## Problem description
Copy every line of the following data that includes the string "workspace".

[Data excerpts]
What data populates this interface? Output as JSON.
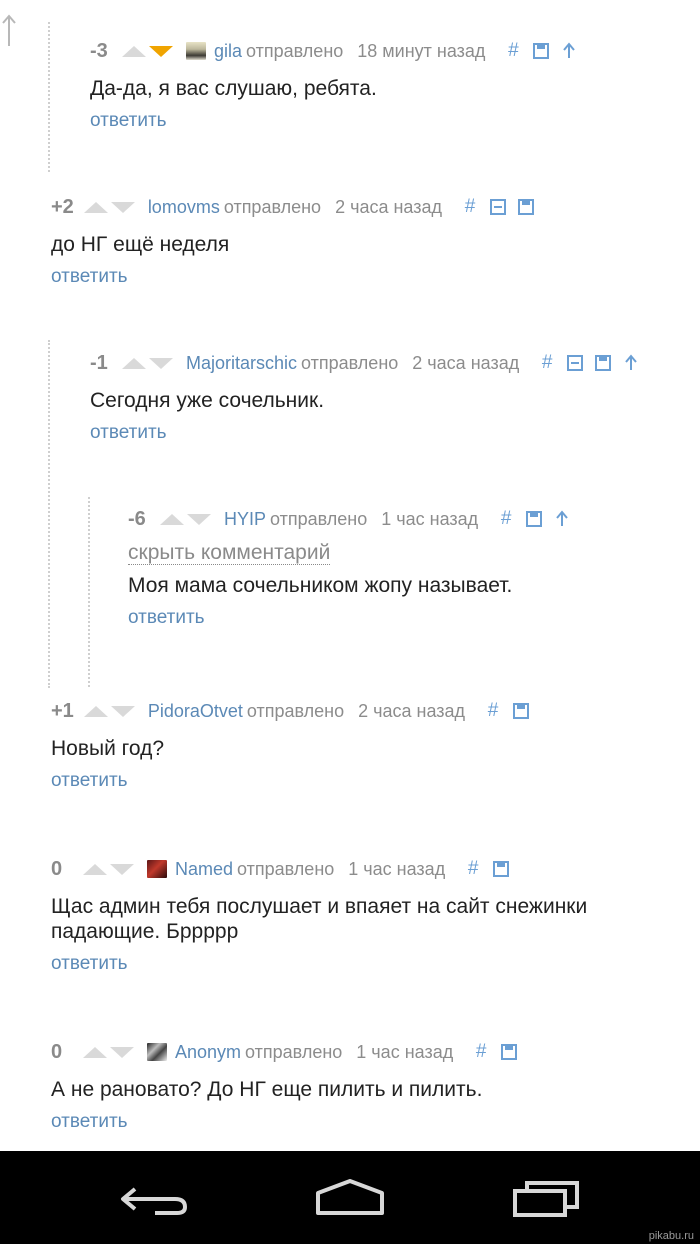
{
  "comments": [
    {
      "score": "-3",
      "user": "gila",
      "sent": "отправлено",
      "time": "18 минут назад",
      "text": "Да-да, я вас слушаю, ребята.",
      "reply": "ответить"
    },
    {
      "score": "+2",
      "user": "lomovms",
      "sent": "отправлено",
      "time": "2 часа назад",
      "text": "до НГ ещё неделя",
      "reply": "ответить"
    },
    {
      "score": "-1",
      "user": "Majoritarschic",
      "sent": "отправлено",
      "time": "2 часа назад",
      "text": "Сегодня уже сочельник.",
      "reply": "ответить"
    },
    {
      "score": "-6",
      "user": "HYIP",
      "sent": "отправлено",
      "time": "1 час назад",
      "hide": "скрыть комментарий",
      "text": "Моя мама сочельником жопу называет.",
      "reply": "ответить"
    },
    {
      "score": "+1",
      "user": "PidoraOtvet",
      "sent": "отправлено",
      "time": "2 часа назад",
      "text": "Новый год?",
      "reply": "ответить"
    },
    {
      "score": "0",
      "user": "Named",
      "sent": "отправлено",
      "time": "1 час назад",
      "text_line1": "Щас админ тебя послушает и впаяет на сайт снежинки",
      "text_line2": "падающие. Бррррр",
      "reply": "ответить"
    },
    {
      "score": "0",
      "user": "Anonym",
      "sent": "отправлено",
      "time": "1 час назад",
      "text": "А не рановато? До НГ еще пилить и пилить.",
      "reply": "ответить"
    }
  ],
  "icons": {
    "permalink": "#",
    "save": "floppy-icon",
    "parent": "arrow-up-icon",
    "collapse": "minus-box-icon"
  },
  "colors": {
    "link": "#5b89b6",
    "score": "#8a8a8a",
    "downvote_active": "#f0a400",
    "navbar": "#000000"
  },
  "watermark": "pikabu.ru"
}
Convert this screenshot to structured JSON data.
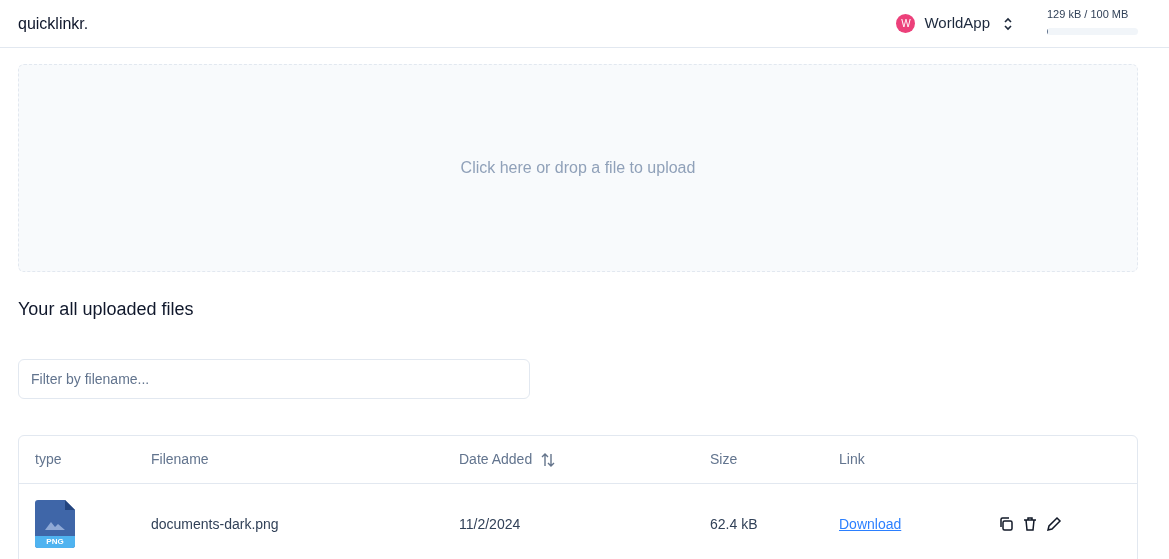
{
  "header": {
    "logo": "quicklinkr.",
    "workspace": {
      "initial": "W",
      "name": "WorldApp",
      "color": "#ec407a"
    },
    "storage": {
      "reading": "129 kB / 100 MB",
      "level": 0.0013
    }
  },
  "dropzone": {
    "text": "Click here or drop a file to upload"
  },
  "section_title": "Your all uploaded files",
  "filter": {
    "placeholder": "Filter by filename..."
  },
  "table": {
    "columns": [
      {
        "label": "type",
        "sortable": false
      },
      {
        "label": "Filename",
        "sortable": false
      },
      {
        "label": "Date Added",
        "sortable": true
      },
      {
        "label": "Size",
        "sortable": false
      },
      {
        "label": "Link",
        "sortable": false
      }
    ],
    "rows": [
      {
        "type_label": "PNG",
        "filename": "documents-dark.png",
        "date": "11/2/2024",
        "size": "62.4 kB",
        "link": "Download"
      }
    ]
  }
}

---

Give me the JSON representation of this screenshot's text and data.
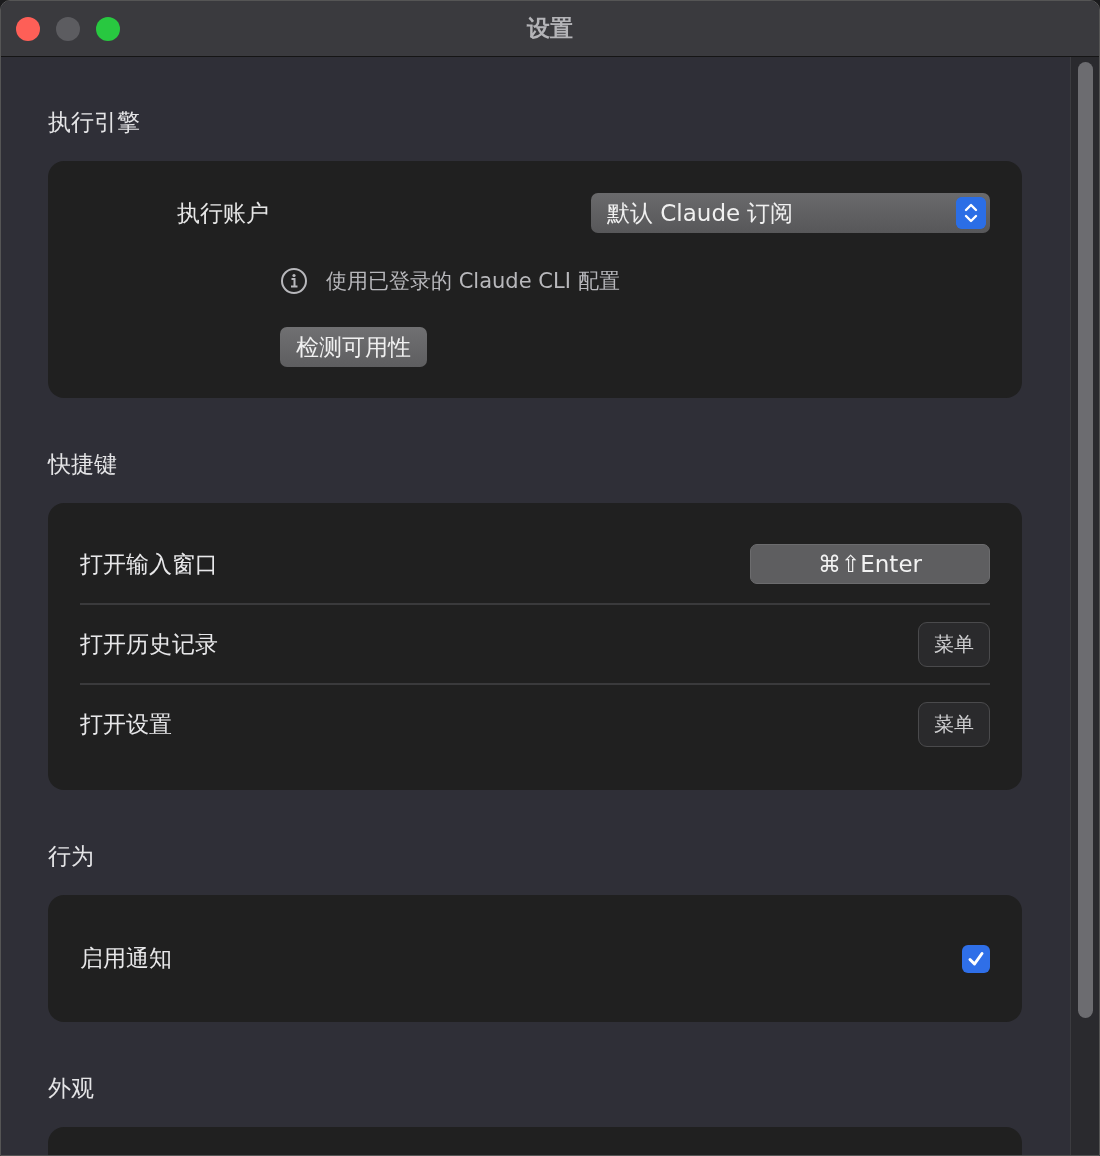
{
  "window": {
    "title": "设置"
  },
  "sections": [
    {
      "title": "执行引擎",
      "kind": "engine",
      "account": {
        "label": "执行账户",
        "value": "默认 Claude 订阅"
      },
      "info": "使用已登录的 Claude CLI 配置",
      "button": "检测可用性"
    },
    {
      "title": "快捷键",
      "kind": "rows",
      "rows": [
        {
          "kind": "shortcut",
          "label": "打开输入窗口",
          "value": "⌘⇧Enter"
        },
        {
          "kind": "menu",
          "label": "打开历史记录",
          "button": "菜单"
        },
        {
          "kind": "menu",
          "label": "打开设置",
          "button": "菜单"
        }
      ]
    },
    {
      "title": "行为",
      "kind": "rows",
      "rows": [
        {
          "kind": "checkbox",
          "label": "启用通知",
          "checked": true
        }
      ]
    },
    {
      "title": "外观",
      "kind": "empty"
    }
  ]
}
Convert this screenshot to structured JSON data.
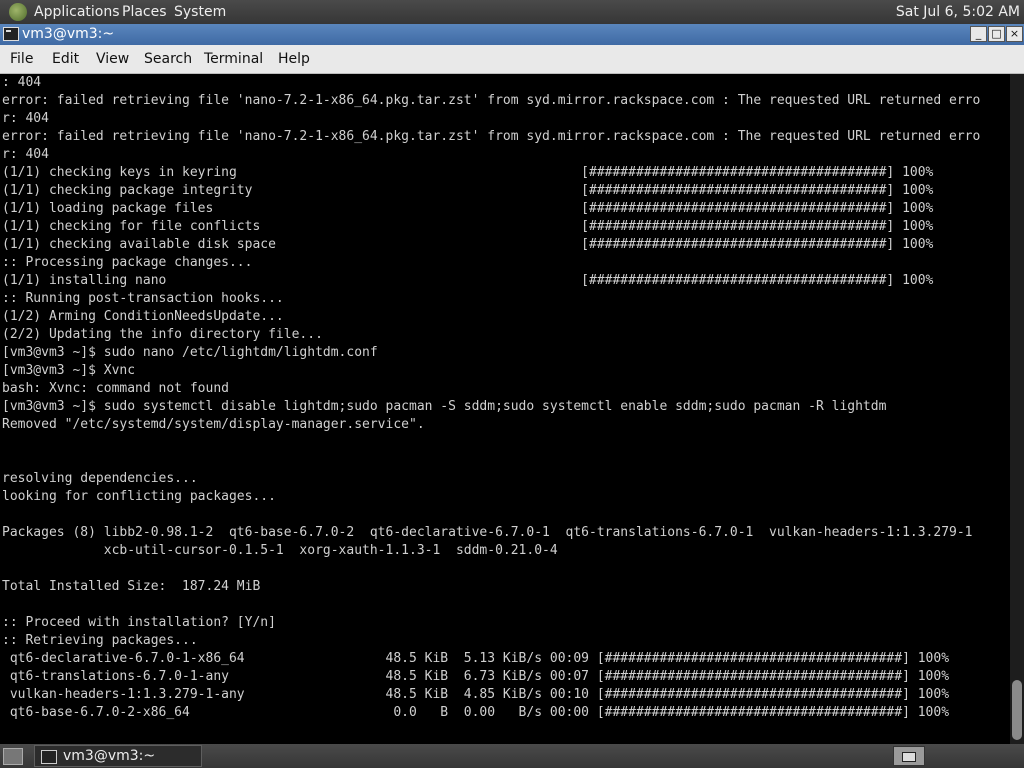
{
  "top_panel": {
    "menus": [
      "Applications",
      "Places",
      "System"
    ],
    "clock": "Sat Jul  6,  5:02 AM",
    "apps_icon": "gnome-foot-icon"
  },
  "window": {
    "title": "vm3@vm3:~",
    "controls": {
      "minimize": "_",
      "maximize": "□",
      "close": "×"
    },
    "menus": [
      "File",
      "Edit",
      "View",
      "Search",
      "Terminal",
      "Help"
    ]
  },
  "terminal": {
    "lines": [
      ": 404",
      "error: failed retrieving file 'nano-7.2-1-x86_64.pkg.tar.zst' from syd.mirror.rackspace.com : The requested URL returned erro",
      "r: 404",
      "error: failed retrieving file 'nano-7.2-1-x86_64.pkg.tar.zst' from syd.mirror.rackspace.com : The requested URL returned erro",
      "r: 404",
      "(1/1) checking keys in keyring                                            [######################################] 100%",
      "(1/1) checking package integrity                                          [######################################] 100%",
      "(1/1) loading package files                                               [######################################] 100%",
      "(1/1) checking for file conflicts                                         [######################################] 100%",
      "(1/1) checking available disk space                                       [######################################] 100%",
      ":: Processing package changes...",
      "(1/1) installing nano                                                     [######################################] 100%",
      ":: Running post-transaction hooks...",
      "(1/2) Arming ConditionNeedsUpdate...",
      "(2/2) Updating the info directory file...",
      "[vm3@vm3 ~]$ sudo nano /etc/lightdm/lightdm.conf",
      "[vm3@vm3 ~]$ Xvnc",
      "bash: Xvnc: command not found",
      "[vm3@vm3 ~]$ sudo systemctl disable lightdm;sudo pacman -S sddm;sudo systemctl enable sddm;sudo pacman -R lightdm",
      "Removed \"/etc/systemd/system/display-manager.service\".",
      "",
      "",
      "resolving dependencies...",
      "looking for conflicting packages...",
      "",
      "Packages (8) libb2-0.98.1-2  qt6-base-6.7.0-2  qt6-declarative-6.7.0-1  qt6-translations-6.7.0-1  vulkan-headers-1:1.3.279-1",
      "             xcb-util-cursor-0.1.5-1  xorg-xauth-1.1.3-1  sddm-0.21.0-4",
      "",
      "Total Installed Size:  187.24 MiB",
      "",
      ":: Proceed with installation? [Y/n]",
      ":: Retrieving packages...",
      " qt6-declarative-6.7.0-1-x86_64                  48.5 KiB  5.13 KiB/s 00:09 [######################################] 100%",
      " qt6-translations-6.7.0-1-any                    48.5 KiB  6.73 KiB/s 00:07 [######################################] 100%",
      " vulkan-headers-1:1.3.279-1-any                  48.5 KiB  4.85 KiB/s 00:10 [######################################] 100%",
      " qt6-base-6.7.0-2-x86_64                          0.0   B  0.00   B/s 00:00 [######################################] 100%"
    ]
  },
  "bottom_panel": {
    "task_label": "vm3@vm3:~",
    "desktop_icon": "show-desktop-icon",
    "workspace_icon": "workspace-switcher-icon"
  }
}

## Task answer
    "workspace": {
    "workspace_icon": "workspace-switcher-icon"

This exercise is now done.